Extracted material.
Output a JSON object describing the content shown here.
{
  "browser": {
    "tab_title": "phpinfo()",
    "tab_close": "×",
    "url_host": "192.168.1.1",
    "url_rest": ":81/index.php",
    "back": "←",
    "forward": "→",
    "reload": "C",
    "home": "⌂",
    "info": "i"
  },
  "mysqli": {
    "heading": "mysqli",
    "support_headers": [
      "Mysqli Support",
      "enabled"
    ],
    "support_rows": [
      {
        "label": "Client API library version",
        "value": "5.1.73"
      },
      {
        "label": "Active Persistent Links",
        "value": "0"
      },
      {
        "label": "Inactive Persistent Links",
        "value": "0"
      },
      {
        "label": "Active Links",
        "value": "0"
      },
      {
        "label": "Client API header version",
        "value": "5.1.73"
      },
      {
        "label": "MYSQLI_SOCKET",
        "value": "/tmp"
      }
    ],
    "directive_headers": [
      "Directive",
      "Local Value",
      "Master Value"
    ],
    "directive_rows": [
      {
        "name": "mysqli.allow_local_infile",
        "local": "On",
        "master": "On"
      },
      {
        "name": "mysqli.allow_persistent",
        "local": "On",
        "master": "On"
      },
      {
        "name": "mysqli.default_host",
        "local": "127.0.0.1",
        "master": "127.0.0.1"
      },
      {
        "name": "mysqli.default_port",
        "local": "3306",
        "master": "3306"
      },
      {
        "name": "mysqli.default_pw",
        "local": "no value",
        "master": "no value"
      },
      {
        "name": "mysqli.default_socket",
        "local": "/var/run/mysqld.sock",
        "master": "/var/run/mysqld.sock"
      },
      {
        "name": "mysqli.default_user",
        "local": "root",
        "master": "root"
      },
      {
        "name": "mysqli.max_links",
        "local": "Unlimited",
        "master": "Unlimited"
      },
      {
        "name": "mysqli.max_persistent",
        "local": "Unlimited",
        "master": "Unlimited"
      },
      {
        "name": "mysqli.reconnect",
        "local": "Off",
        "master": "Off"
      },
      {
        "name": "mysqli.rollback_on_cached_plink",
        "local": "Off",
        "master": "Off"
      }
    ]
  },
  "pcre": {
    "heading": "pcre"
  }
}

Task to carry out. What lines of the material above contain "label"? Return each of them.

Exercise result.
        "label": "Client API library version",
        "label": "Active Persistent Links",
        "label": "Inactive Persistent Links",
        "label": "Active Links",
        "label": "Client API header version",
        "label": "MYSQLI_SOCKET",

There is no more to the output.